Some people are calling the Sgt. Bergdahl exchange for five Taliban killers imprisoned at Guantanamo a “fiasco” or a ham-handed misjudgment of anticipated popular feedback by a bunch of political hacks who seem to be in charge of the Obama foreign policy team. It was certainly that, and I wish that was all it was, but knowing this crowd and its record, I’m pretty sure that it was a well-calculated decision, purposely circumventing Congressional input, to change the subject from the VA and other current scandals and make good on Obama’s commitment to close Gitmo, with total disregard for the consequences of the release of enemy combatants, who will almost certainly return to the battlefield as a threat to Americans.
Other observers, such as Charles Krauthammer, would have approved the exchange, because the underlying military policy of “leave no soldier behind” is what separates the West from its barbarous enemies–the value of each individual life–and the West always comes out on the short end in these transactions, but must do so in the interest of its values, although he thinks that the swap represents a “defeat for a clueless President”. I agree with Krauthammer on the latter point, but disagree with him on the approval of the exchange itself. The President made the point that “this is what happens at the end of wars”, but this war is not over; the Taliban and al-Queda missed the memorandum–they are not leaving the battlefield and they are still killing Americans!
Further, some commentator made the point that the reason these particular five killers were still at Gitmo is that there was insufficient evidence to try them in the U. S. criminal justice system. That point is problematic in the first place–we should have never pursued or allowed access to that system by imprisoned enemy combatants; they should have been held until hostilities ended, however long that takes.

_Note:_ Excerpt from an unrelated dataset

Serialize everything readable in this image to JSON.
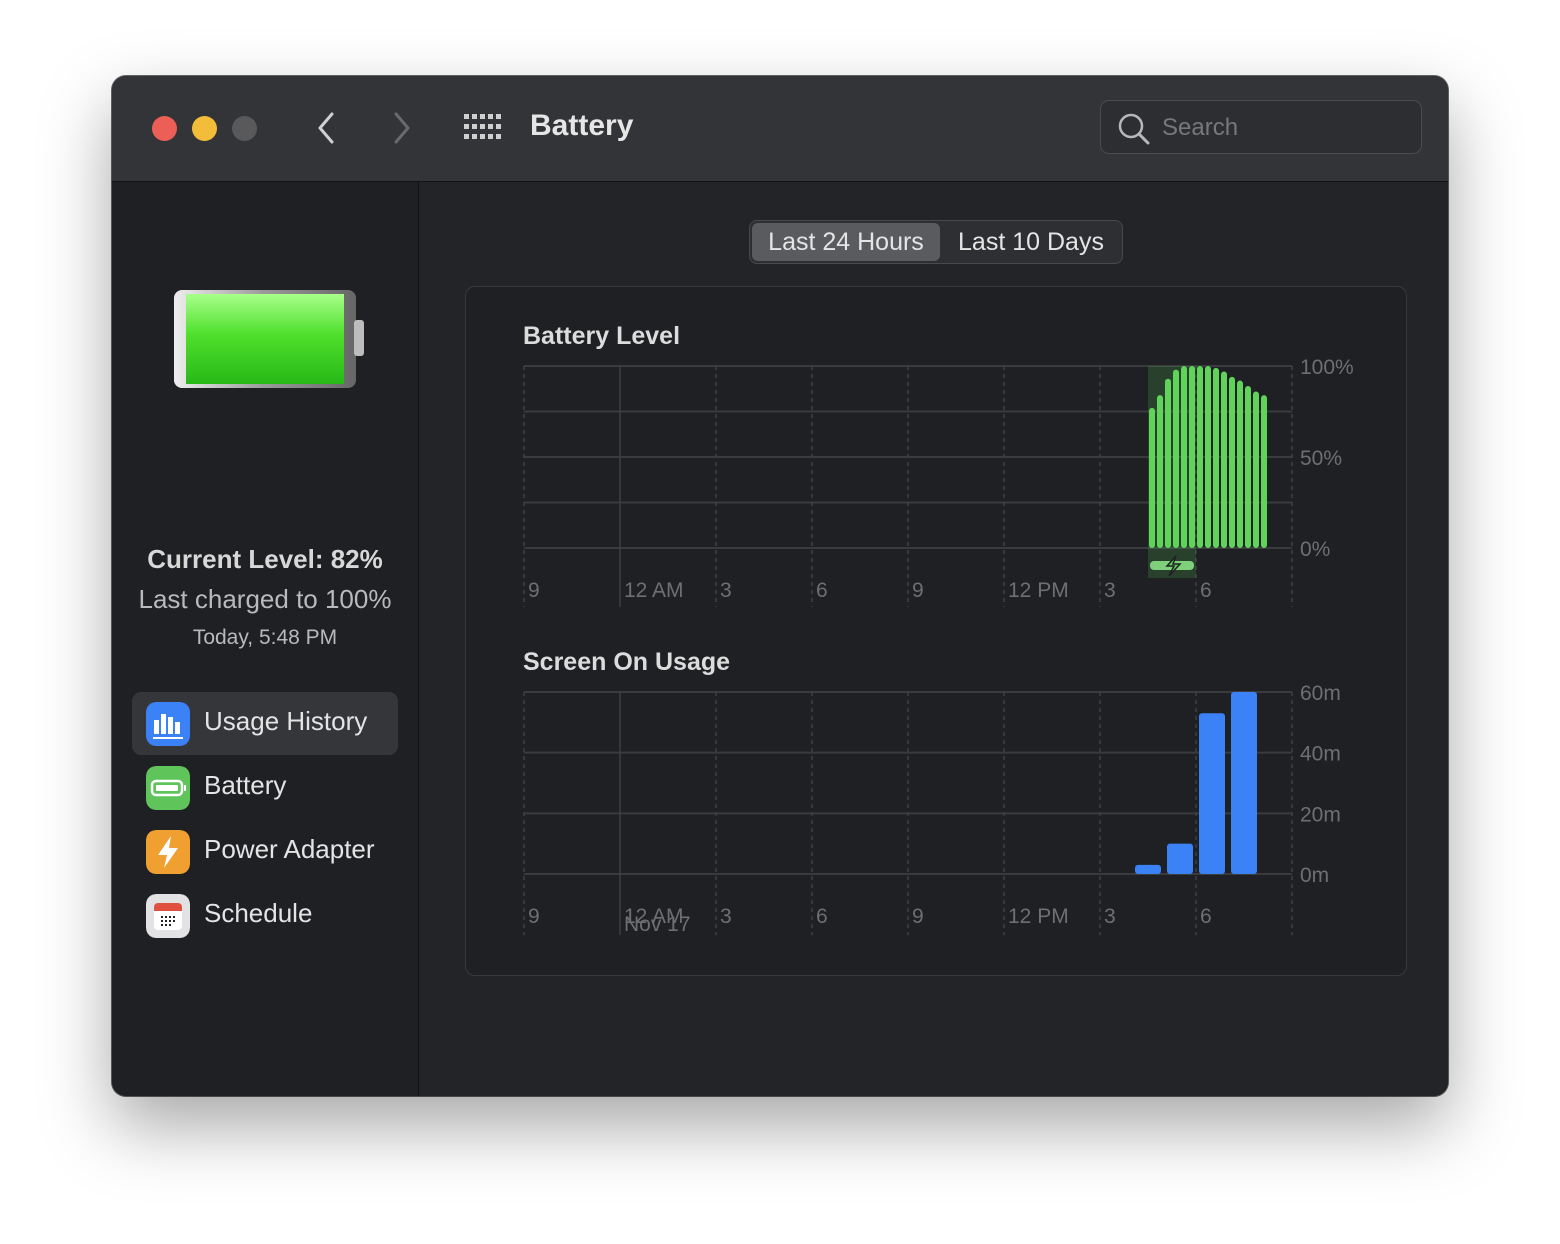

Finally, the “leave no soldier behind” policy is not unconditional. The behavior of Sgt. Bergdahl has been erratic and spooky at best, traitorous at worst, and it is pretty clear that he deserted his unit, probably more than once. Otherwise, I will reserve judgment, but to characterize his service as with “honor and distinction”, as Susan Rice asserted on one of her favorite Sunday talk shows, simply speaks for itself. Whatever the final assessment of Bergdahl’s actions, however, do we really believe that the exchange of these five “worst of the worst” Taliban killers and war criminals was a balanced transaction? Think of the Nuremberg trials of the Nazi war criminals–Rudolph Hess, Hermann Goering, et al. These five are analogous. If we are going to honor “leave no soldier behind” unconditionally, how about the four dead Americans at Benghazi, the U. S. Marine in jail in Mexico, or the beleaguered veterans having to deal with the fraudulent and dysfunctional VA? Where is the similar urgency here?

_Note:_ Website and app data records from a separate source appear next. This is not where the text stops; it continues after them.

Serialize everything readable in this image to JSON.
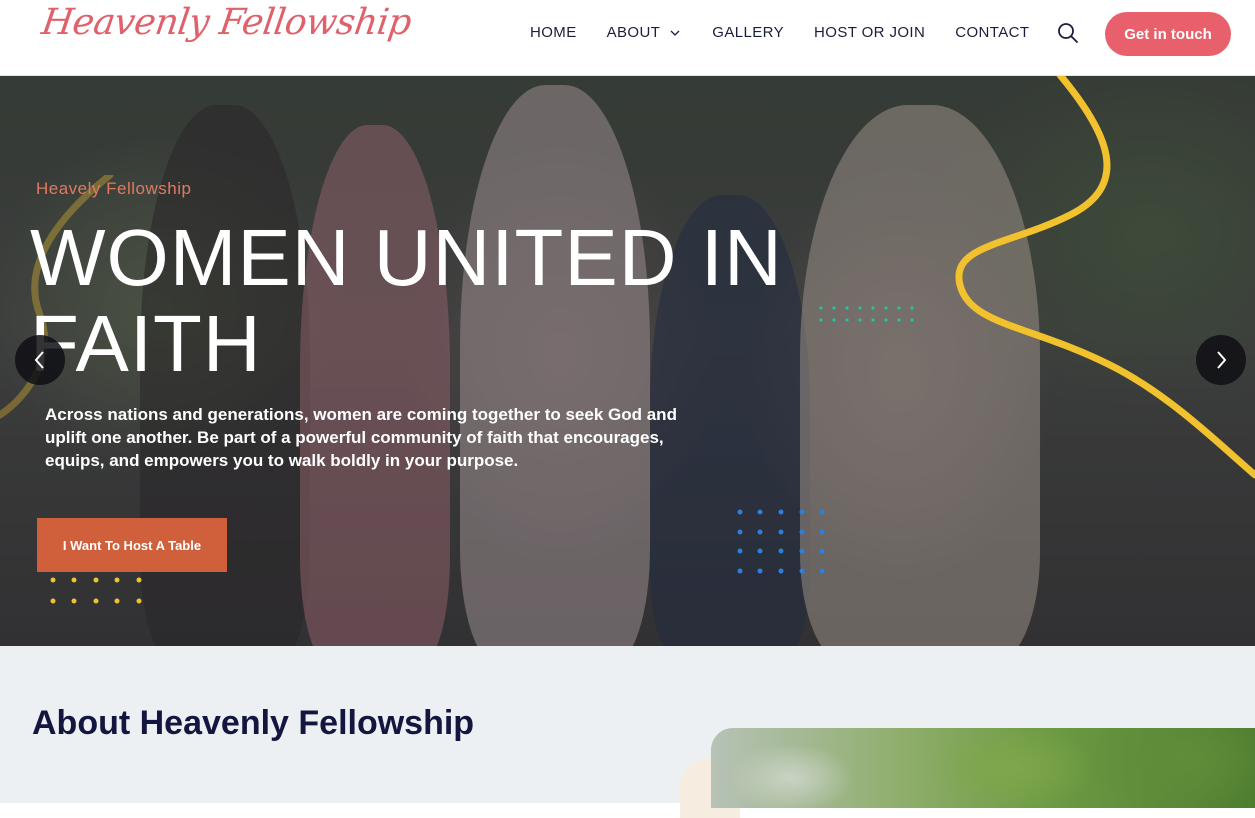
{
  "header": {
    "logo_text": "Heavenly Fellowship",
    "nav": [
      {
        "label": "HOME"
      },
      {
        "label": "ABOUT",
        "has_dropdown": true
      },
      {
        "label": "GALLERY"
      },
      {
        "label": "HOST OR JOIN"
      },
      {
        "label": "CONTACT"
      }
    ],
    "search_icon": "search-icon",
    "cta_label": "Get in touch"
  },
  "hero": {
    "subtitle": "Heavely Fellowship",
    "title": "WOMEN UNITED IN FAITH",
    "description": "Across nations and generations, women are coming together to seek God and uplift one another. Be part of a powerful community of faith that encourages, equips, and empowers you to walk boldly in your purpose.",
    "button_label": "I Want To Host A Table",
    "prev_icon": "chevron-left-icon",
    "next_icon": "chevron-right-icon"
  },
  "about": {
    "title": "About Heavenly Fellowship"
  },
  "colors": {
    "brand_pink": "#e8606b",
    "hero_button": "#d0603c",
    "navy": "#131740",
    "accent_yellow": "#f2c12e",
    "accent_teal": "#1fc7a0",
    "accent_blue": "#2d7fdd"
  }
}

And if we are going to have a Rose Garden photo/op victory lap with Bergdahl’s parents to congratulate ourselves for freeing him, how about including the families of those soldiers who died searching for him over the past five years?

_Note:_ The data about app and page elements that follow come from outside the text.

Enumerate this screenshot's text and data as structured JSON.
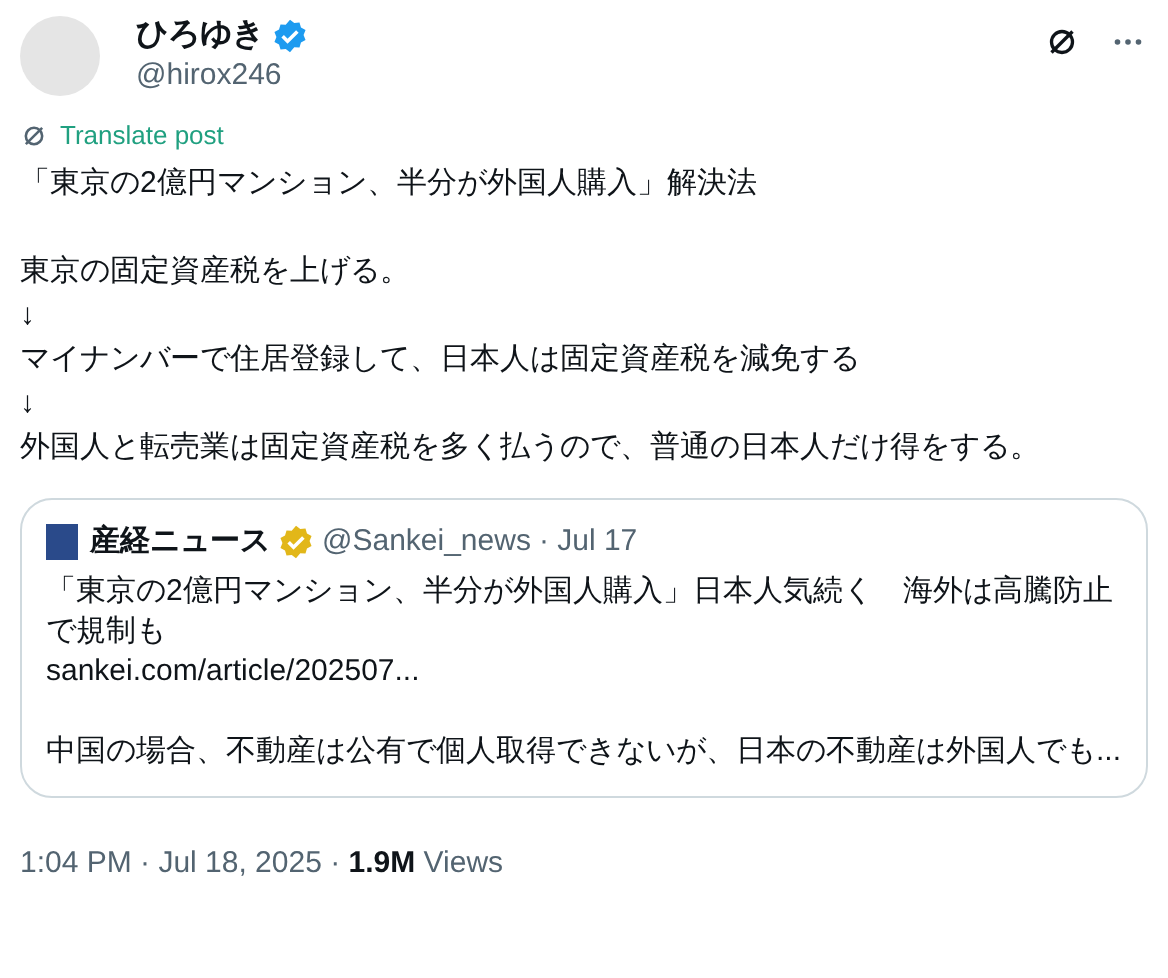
{
  "author": {
    "name": "ひろゆき",
    "handle": "@hirox246",
    "verified": true
  },
  "translate": "Translate post",
  "body_paragraphs": [
    [
      "「東京の2億円マンション、半分が外国人購入」解決法"
    ],
    [
      "東京の固定資産税を上げる。",
      "↓",
      "マイナンバーで住居登録して、日本人は固定資産税を減免する",
      "↓",
      "外国人と転売業は固定資産税を多く払うので、普通の日本人だけ得をする。"
    ]
  ],
  "quote": {
    "name": "産経ニュース",
    "verified": true,
    "handle": "@Sankei_news",
    "date": "· Jul 17",
    "headline": "「東京の2億円マンション、半分が外国人購入」日本人気続く　海外は高騰防止で規制も",
    "link": "sankei.com/article/202507...",
    "excerpt": "中国の場合、不動産は公有で個人取得できないが、日本の不動産は外国人でも..."
  },
  "footer": "1:04 PM · Jul 18, 2025 · **1.9M** Views"
}
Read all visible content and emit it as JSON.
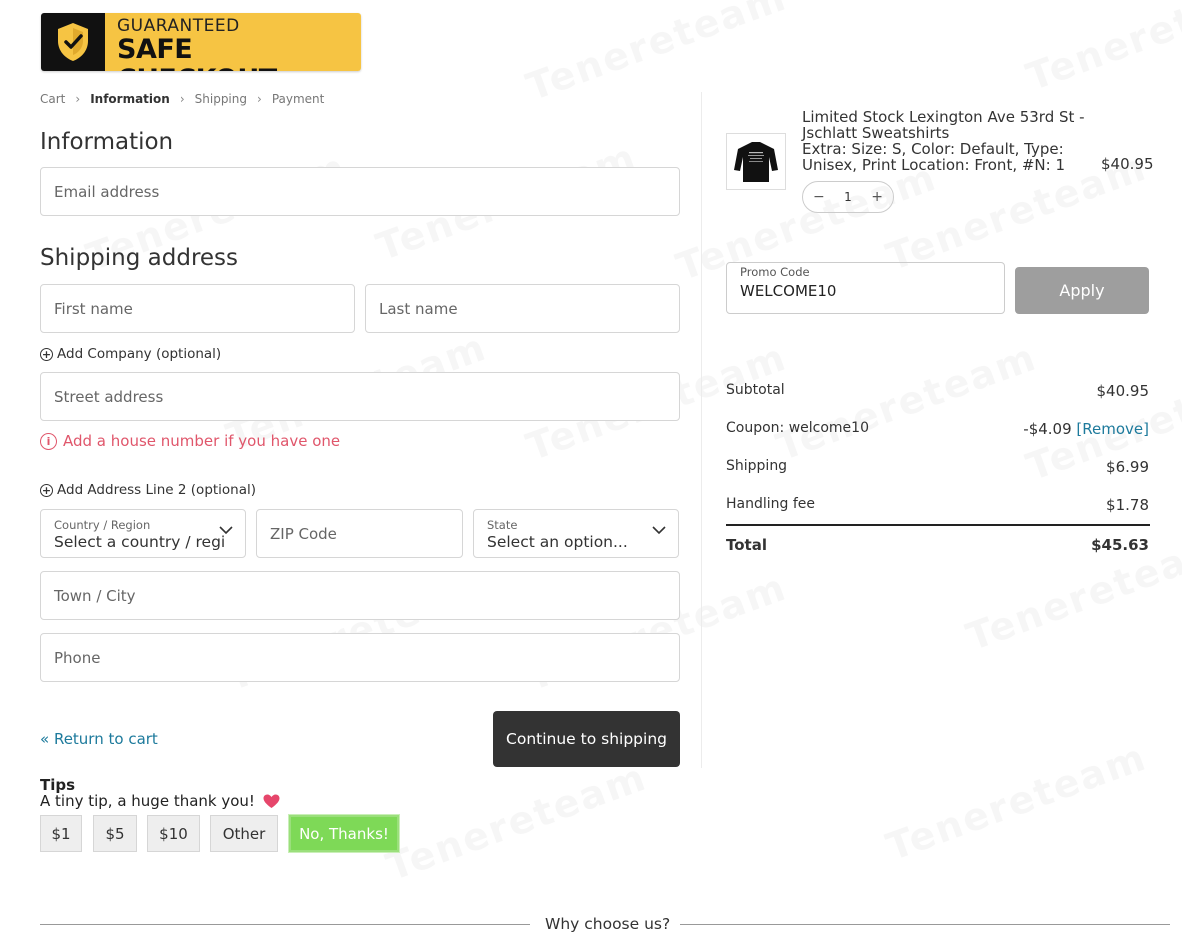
{
  "logo": {
    "top_text": "GUARANTEED",
    "main_text": "SAFE CHECKOUT"
  },
  "watermark_text": "Tenereteam",
  "breadcrumb": {
    "items": [
      "Cart",
      "Information",
      "Shipping",
      "Payment"
    ],
    "current_index": 1
  },
  "information": {
    "title": "Information",
    "email_placeholder": "Email address"
  },
  "shipping": {
    "title": "Shipping address",
    "first_name_placeholder": "First name",
    "last_name_placeholder": "Last name",
    "add_company_label": "Add Company (optional)",
    "street_placeholder": "Street address",
    "street_warning": "Add a house number if you have one",
    "add_line2_label": "Add Address Line 2 (optional)",
    "country": {
      "label": "Country / Region",
      "value": "Select a country / region..."
    },
    "zip_placeholder": "ZIP Code",
    "state": {
      "label": "State",
      "value": "Select an option..."
    },
    "city_placeholder": "Town / City",
    "phone_placeholder": "Phone"
  },
  "actions": {
    "return_label": "« Return to cart",
    "continue_label": "Continue to shipping"
  },
  "tips": {
    "title": "Tips",
    "subtitle": "A tiny tip, a huge thank you!",
    "heart_icon": "heart-icon",
    "options": [
      "$1",
      "$5",
      "$10",
      "Other",
      "No, Thanks!"
    ],
    "selected": "No, Thanks!"
  },
  "footer": {
    "why_label": "Why choose us?"
  },
  "cart": {
    "product_title": "Limited Stock Lexington Ave 53rd St - Jschlatt Sweatshirts",
    "product_variant": "Extra: Size: S, Color: Default, Type: Unisex, Print Location: Front, #N: 1",
    "price": "$40.95",
    "quantity": "1",
    "qty_minus": "−",
    "qty_plus": "+"
  },
  "promo": {
    "label": "Promo Code",
    "value": "WELCOME10",
    "apply_label": "Apply"
  },
  "summary": {
    "subtotal_label": "Subtotal",
    "subtotal_value": "$40.95",
    "coupon_label": "Coupon: welcome10",
    "coupon_value": "-$4.09",
    "coupon_remove": "[Remove]",
    "shipping_label": "Shipping",
    "shipping_value": "$6.99",
    "handling_label": "Handling fee",
    "handling_value": "$1.78",
    "total_label": "Total",
    "total_value": "$45.63"
  },
  "colors": {
    "accent_link": "#1d7a9c",
    "warning": "#e0566b",
    "logo_yellow": "#f6c443",
    "tip_selected": "#7ed957",
    "continue_bg": "#333333",
    "apply_bg": "#9e9e9e"
  }
}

There is much more to be known about this transaction, including the degree to which the discussions leading up to the exchange had wider objectives, such as a negotiated cease fire with the Taliban, and we need many more facts, but at this point the whole thing is not only a fiasco, but a dishonorable one.